In reality, the age-old nationalisms continue to be more powerful than the pull of WTO treaties and the fact that both nation’s people’s lunch at McDonald’s.
Arthur poses some China questions:
Where will it all lead? To the eventual de-escalation. No one wants war, but China certainly intends to make a point and make it strong. However, Beijing’s grandstanding is unlikely to have a desired effect on Japan; probably quite the opposite – the more assertive China becomes, the more Japan will want to ensure that it’s capable of responding.
Longer term, all we have are questions: how long can China maintain its current economic and political course? When will the Chinese middle class reach the critical mass to demand more than just economic freedom? Can China survive as a unitary state? What role will the rapidly increasing Christian population play? Most importantly: can East Asia last without war until China – eventually and hopefully – makes the transition to a reasonably free and reasonably democratic modern state?
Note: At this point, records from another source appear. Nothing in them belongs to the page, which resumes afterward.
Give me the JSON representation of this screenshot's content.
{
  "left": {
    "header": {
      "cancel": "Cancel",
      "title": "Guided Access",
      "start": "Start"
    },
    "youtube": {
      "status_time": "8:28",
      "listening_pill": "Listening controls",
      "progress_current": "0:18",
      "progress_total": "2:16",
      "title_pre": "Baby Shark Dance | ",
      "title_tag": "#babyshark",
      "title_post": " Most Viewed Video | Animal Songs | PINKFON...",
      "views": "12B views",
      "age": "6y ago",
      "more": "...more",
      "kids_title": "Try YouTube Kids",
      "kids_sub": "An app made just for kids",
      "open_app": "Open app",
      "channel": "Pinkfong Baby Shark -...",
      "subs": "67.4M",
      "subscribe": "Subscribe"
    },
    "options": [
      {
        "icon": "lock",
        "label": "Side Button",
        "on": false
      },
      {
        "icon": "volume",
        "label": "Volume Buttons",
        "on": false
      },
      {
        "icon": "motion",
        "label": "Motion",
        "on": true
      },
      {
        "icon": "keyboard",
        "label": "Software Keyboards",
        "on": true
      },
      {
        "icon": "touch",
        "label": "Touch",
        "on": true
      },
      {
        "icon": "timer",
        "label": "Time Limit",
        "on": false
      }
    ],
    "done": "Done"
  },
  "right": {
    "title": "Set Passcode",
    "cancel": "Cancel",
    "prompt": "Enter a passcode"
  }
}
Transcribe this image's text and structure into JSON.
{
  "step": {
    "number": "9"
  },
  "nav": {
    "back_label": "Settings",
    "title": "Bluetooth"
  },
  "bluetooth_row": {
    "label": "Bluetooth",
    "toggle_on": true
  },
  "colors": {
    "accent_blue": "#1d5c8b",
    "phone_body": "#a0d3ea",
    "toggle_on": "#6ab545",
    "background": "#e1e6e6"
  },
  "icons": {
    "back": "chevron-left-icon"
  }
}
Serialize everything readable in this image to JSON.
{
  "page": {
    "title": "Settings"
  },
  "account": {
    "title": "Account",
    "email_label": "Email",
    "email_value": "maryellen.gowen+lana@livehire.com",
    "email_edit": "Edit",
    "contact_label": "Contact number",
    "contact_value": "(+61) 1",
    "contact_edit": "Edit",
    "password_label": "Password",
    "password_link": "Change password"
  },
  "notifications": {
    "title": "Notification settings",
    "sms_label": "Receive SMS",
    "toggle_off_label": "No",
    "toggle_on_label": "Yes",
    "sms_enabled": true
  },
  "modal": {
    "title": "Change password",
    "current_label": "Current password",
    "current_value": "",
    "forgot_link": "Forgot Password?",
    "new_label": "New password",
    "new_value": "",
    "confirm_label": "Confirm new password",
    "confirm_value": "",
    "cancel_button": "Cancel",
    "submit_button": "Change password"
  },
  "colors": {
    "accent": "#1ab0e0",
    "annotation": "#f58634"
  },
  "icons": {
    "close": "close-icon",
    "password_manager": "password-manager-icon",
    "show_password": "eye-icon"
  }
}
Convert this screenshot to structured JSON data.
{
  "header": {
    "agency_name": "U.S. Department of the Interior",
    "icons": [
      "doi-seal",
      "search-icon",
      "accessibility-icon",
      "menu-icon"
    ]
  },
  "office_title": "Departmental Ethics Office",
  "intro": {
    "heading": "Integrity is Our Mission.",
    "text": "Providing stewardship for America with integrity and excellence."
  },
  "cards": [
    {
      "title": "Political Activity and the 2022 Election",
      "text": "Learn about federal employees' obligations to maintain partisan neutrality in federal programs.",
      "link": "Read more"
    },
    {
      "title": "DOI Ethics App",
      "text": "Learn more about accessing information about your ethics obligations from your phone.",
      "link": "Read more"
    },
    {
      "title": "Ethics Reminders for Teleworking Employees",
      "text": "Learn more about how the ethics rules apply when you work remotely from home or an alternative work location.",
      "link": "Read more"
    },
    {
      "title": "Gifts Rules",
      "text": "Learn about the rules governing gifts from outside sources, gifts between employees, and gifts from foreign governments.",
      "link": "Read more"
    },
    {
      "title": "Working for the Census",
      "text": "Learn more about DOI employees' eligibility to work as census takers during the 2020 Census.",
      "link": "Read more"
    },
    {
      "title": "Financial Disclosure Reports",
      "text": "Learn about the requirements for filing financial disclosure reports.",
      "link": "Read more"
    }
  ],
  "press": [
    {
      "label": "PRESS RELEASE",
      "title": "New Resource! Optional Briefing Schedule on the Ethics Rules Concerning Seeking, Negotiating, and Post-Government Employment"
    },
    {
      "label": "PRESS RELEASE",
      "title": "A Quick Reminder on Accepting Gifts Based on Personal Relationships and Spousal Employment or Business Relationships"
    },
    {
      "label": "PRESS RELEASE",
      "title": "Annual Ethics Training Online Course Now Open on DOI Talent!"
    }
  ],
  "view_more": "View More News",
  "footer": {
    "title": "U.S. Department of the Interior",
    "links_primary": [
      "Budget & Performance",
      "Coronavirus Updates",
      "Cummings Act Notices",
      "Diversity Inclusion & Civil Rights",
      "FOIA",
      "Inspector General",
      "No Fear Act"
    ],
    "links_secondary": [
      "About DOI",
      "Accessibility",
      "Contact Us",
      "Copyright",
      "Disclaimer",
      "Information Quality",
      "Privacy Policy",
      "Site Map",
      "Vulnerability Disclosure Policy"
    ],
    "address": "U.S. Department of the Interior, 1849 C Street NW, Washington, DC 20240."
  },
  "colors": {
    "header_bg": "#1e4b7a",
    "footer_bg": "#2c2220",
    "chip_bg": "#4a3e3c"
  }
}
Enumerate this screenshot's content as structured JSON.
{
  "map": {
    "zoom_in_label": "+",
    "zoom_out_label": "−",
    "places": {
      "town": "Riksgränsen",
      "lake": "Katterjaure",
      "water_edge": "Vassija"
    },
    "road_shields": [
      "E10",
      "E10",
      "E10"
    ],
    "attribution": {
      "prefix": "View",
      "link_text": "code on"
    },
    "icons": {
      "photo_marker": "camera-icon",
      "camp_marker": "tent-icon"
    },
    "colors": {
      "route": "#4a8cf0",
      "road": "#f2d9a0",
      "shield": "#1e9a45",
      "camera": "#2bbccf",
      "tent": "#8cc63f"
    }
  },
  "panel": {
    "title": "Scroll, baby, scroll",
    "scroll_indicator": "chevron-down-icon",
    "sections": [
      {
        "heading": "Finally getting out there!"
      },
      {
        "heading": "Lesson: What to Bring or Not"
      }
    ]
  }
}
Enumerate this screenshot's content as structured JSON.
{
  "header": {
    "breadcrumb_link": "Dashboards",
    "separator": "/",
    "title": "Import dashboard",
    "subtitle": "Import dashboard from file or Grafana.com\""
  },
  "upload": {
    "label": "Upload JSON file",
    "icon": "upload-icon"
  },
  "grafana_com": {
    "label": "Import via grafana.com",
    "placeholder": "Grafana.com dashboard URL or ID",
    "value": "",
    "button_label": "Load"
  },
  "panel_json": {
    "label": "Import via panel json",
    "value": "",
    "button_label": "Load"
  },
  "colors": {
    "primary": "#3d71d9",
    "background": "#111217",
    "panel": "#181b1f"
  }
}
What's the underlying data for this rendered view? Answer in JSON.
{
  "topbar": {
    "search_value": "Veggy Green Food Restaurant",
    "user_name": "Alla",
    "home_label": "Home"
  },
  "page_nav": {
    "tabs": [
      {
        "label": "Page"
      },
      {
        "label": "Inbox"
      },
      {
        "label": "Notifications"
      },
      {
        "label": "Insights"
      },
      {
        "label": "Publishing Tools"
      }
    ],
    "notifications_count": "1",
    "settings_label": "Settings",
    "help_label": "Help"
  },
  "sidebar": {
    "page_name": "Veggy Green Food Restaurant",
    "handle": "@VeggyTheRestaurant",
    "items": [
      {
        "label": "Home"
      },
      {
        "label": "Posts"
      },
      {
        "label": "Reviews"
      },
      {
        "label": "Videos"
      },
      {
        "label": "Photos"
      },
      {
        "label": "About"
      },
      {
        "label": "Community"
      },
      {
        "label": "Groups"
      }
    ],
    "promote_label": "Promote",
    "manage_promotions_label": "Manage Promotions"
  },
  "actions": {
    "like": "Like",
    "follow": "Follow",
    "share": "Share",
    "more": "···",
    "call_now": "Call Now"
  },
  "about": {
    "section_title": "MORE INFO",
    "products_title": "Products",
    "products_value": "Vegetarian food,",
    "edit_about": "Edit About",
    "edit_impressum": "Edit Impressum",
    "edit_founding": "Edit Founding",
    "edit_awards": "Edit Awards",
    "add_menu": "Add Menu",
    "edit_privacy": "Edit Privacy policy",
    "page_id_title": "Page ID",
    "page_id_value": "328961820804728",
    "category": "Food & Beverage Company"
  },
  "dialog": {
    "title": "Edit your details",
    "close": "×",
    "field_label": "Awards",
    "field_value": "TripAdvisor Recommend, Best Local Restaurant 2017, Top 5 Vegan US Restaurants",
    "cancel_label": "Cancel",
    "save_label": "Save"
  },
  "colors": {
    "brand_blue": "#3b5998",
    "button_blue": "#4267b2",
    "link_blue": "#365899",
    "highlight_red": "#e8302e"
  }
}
This US State Department document lists China as a major drug-transit or major illicit drug-producing country, and one of the major sources of “precursor or essential chemicals used in the production of illicit narcotics.”
China has huge systemic problems: the most worrysome, to me, is the weakness of its banking system. China supports North Korea’s opressive regime’s nuclear program. Additionally, this 1997 article from The Economist says “China gives its critics ample reason to attack it. It does persecute Christians, dissidents and free thinkers. It does export goods made by prison labourers.” None of these have improved noticeably in the past eight years.
Yesterday a talk radio show was saying that China aims to kick the USA out of Asia, which is not a far-fetched notion, when one reads about China’s military buildup. The UN is unlikely to put much pressure on China, and China isn’t very likely to help in pressuring countries like Sudan, where it has extensive oil interests. At the same time, China’s expanding its economic interests in South America, particularly with Venezuela, Mexico, and Brazil
While economic news are optimistic, with extreme poverty in developing countries falling 25% since 1990 “thanks to strong economic growth in China, India, and other countries in Asia,” and might be further improved were that growth to continue, the question remains, where is China heading? As The Economist says this week, “The nationalist genie, once unbottled, could prove hard for China to restrain.”